_Data for the task_:
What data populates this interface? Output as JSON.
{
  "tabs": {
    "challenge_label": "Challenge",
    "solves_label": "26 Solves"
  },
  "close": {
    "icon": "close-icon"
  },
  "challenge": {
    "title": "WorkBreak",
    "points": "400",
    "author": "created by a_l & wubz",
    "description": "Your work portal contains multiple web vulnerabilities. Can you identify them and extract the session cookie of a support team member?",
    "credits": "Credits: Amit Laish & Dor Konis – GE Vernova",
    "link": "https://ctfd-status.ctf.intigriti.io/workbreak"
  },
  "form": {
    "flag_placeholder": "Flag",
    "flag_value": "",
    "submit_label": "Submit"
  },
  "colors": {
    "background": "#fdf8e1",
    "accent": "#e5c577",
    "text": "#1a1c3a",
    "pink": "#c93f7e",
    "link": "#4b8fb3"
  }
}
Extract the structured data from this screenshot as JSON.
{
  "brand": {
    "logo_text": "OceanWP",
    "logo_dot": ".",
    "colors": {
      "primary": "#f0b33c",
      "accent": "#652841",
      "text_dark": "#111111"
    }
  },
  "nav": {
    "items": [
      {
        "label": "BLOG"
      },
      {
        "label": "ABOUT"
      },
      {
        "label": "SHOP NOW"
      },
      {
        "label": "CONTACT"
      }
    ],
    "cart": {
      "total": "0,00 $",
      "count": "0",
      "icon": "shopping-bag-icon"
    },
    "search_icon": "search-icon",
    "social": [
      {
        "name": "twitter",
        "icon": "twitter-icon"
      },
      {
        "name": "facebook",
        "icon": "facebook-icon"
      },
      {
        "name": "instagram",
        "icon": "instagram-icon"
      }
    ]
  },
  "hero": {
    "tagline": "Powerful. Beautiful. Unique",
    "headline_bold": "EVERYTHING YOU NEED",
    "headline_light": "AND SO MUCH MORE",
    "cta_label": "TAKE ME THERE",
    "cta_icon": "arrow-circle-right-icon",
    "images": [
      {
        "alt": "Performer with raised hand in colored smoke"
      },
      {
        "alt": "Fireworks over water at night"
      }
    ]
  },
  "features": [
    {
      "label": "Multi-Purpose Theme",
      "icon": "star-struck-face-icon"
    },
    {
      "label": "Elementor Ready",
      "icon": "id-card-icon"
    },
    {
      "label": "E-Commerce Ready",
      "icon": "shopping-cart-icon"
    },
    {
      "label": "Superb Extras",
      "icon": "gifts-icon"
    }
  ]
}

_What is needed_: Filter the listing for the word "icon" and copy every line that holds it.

_Task answer_:
    "icon": "close-icon"
      "icon": "shopping-bag-icon"
    "search_icon": "search-icon",
        "icon": "twitter-icon"
        "icon": "facebook-icon"
        "icon": "instagram-icon"
    "cta_icon": "arrow-circle-right-icon",
      "icon": "star-struck-face-icon"
      "icon": "id-card-icon"
      "icon": "shopping-cart-icon"
      "icon": "gifts-icon"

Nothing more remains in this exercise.